This is just a quick little post, but for an entertaining and actually quite useful web site.

Literature Map (http://www.literature-map.com/) lets you enter the name of an author, and similar authors will display in an animated cloud, the more similar the closer.

It’s useful to find new authors in a style you enjoy, or as a curiosity to see whether your taste naturally groups similar writers.

Check it out if you need an excuse to take a break.

Why Creative Writing is Better with a Pen (via @guardianbooks)

This is a fun little filler read for a friday. I daresay one shouldn’t take the headline to be some kind of statement of fact, more the personal preference of Lee Rourke, who wrote this for the Guardian:

I find that writing longhand I can enter a zone of comfort I find hard to achieve when sitting in front of a screen – I find typing annoying, if I’m honest, not the mechanics of it, but the sound. The constant tap-tap-tap-tap on the keyboard reminds me of all the offices I’ve worked in. The sound bores into me, it fills me with an anxiety I could do without. I feel like I’m signing off invoices rather than writing my next novel.

It’s a fun article, gilded with a touch of reproach for all the whiz-bang of modernity, and full of quotes that might, if read less charitably, raise the blood pressure of modern writers who don’t share this anxious revulsion of technology:

“A blank computer screen makes me want to throw up,” explains Niven Govinden. “It’s not conducive to good writing. The physicality of longhand pleases me. I can revise as I work in a way that doesn’t happen on a laptop. […] I think harder about one good sentence following another, which for me is all that matters.”

Don’t take it too seriously, but try to absorb some of the cultural and technological nostalgia. It’s fun to read.

Check it out here: http://www.guardian.co.uk/books/2011/nov/03/creative-writing-better-pen-longhand

Funky little iPhone app with old-school type written charm

I found this on John Gruber’s Daring Fireball site, and it’s such a quaint and nostaligic approach to writing that I thought I’d share it with you.

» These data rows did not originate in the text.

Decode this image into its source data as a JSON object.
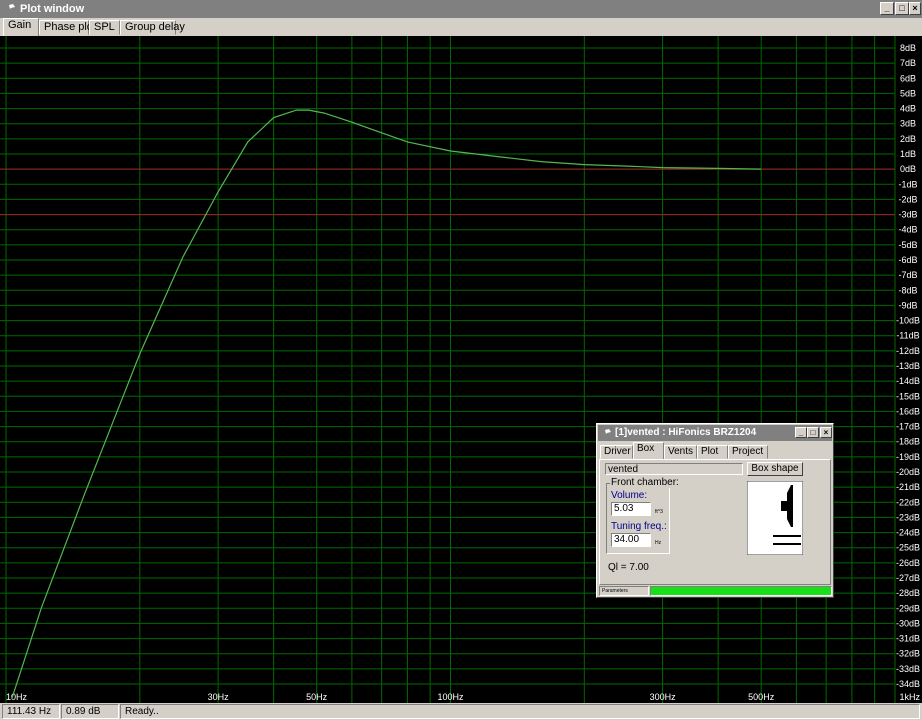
{
  "window": {
    "title": "Plot window",
    "tabs": [
      "Gain",
      "Phase plot",
      "SPL",
      "Group delay"
    ],
    "active_tab": "Gain"
  },
  "colors": {
    "background": "#000000",
    "grid": "#006a00",
    "curve": "#52b852",
    "reference_line": "#a02020",
    "progress": "#18e018"
  },
  "chart_data": {
    "type": "line",
    "xscale": "log",
    "xlim": [
      10,
      1000
    ],
    "ylim": [
      -35,
      9
    ],
    "x_tick_labels": [
      "10Hz",
      "30Hz",
      "50Hz",
      "100Hz",
      "300Hz",
      "500Hz",
      "1kHz"
    ],
    "x_tick_values": [
      10,
      30,
      50,
      100,
      300,
      500,
      1000
    ],
    "y_tick_labels": [
      "8dB",
      "7dB",
      "6dB",
      "5dB",
      "4dB",
      "3dB",
      "2dB",
      "1dB",
      "0dB",
      "-1dB",
      "-2dB",
      "-3dB",
      "-4dB",
      "-5dB",
      "-6dB",
      "-7dB",
      "-8dB",
      "-9dB",
      "-10dB",
      "-11dB",
      "-12dB",
      "-13dB",
      "-14dB",
      "-15dB",
      "-16dB",
      "-17dB",
      "-18dB",
      "-19dB",
      "-20dB",
      "-21dB",
      "-22dB",
      "-23dB",
      "-24dB",
      "-25dB",
      "-26dB",
      "-27dB",
      "-28dB",
      "-29dB",
      "-30dB",
      "-31dB",
      "-32dB",
      "-33dB",
      "-34dB"
    ],
    "y_tick_values": [
      8,
      7,
      6,
      5,
      4,
      3,
      2,
      1,
      0,
      -1,
      -2,
      -3,
      -4,
      -5,
      -6,
      -7,
      -8,
      -9,
      -10,
      -11,
      -12,
      -13,
      -14,
      -15,
      -16,
      -17,
      -18,
      -19,
      -20,
      -21,
      -22,
      -23,
      -24,
      -25,
      -26,
      -27,
      -28,
      -29,
      -30,
      -31,
      -32,
      -33,
      -34
    ],
    "reference_lines": [
      0,
      -3
    ],
    "grid": true,
    "series": [
      {
        "x": [
          10.3,
          12,
          15,
          20,
          25,
          30,
          35,
          40,
          45,
          48,
          52,
          60,
          70,
          80,
          100,
          130,
          160,
          200,
          250,
          300,
          400,
          500
        ],
        "y": [
          -35,
          -29,
          -21.5,
          -12.2,
          -5.8,
          -1.5,
          1.8,
          3.4,
          3.9,
          3.9,
          3.7,
          3.1,
          2.4,
          1.8,
          1.2,
          0.8,
          0.5,
          0.3,
          0.2,
          0.1,
          0.05,
          0.0
        ]
      }
    ]
  },
  "status": {
    "freq": "111.43 Hz",
    "gain": "0.89 dB",
    "message": "Ready.."
  },
  "dialog": {
    "title": "[1]vented : HiFonics BRZ1204",
    "tabs": [
      "Driver",
      "Box",
      "Vents",
      "Plot",
      "Project"
    ],
    "active_tab": "Box",
    "box_type": "vented",
    "box_shape_button": "Box shape",
    "group_label": "Front chamber:",
    "volume_label": "Volume:",
    "volume_value": "5.03",
    "volume_unit": "ft^3",
    "tuning_label": "Tuning freq.:",
    "tuning_value": "34.00",
    "tuning_unit": "Hz",
    "ql": "Ql = 7.00",
    "status_label": "Parameters",
    "progress": 1.0
  }
}
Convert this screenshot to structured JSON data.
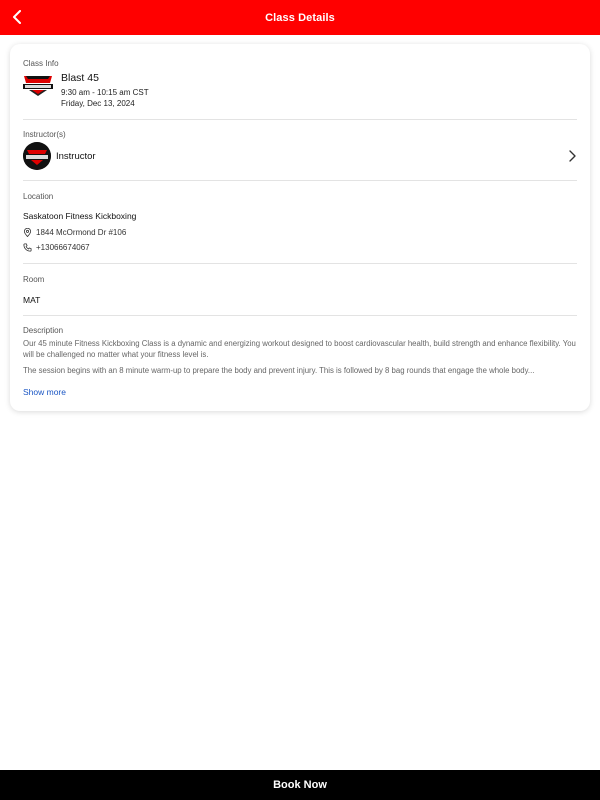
{
  "header": {
    "title": "Class Details",
    "back_icon": "chevron-left-icon",
    "background": "#ff0000"
  },
  "class_info": {
    "section_label": "Class Info",
    "name": "Blast 45",
    "time": "9:30 am - 10:15 am CST",
    "date": "Friday, Dec 13, 2024",
    "logo_icon": "kickboxing-logo-icon"
  },
  "instructor": {
    "section_label": "Instructor(s)",
    "name": "Instructor",
    "avatar_icon": "kickboxing-logo-avatar",
    "chevron_icon": "chevron-right-icon"
  },
  "location": {
    "section_label": "Location",
    "name": "Saskatoon Fitness Kickboxing",
    "address": "1844 McOrmond Dr #106",
    "phone": "+13066674067",
    "address_icon": "map-pin-icon",
    "phone_icon": "phone-icon"
  },
  "room": {
    "section_label": "Room",
    "value": "MAT"
  },
  "description": {
    "section_label": "Description",
    "paragraph1": "Our 45 minute Fitness Kickboxing Class is a dynamic and energizing workout designed to boost cardiovascular health, build strength and enhance flexibility. You will be challenged no matter what your fitness level is.",
    "paragraph2": "The session begins with an 8 minute warm-up to prepare the body and prevent injury. This is followed by 8 bag rounds that engage the whole body...",
    "show_more": "Show more",
    "link_color": "#1a56c4"
  },
  "footer": {
    "book_label": "Book Now",
    "background": "#000000"
  }
}
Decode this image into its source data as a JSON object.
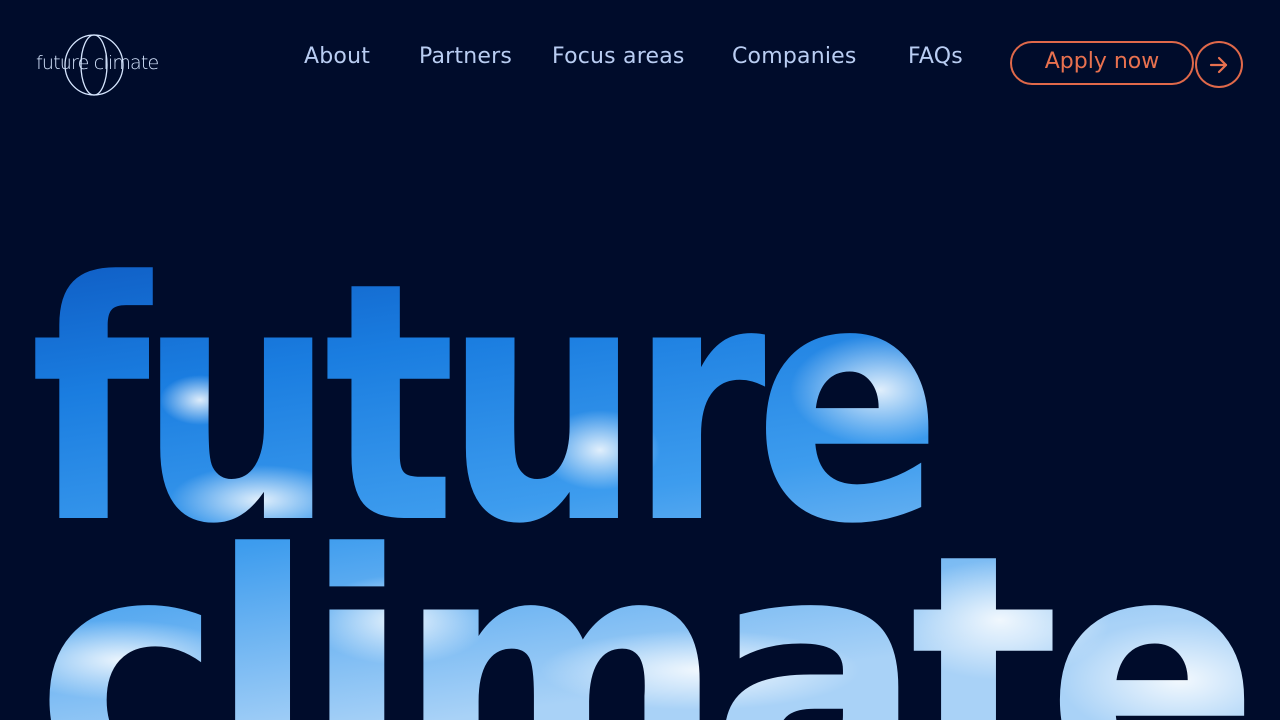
{
  "brand": {
    "logo_text": "future climate",
    "logo_icon": "globe-icon"
  },
  "nav": {
    "items": [
      {
        "label": "About"
      },
      {
        "label": "Partners"
      },
      {
        "label": "Focus areas"
      },
      {
        "label": "Companies"
      },
      {
        "label": "FAQs"
      }
    ]
  },
  "cta": {
    "apply_label": "Apply now",
    "arrow_icon": "arrow-right-icon"
  },
  "hero": {
    "line1": "future",
    "line2": "climate",
    "fill": "sky-with-clouds"
  },
  "colors": {
    "background": "#000c2b",
    "nav_text": "#b9cdf2",
    "accent": "#e0694a",
    "logo": "#d6e6ff",
    "sky_top": "#0a5bc4",
    "sky_mid": "#1f86e6",
    "sky_light": "#cfe6fb"
  }
}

The engineers at Doormouse Mfg. have at last combined the latest in mobile pneumatic tubes technology with the highest-quality digital micro-swingarms available—and for a fraction of the price of the competition.

Check the app out here: http://typewritten.doormouse.org/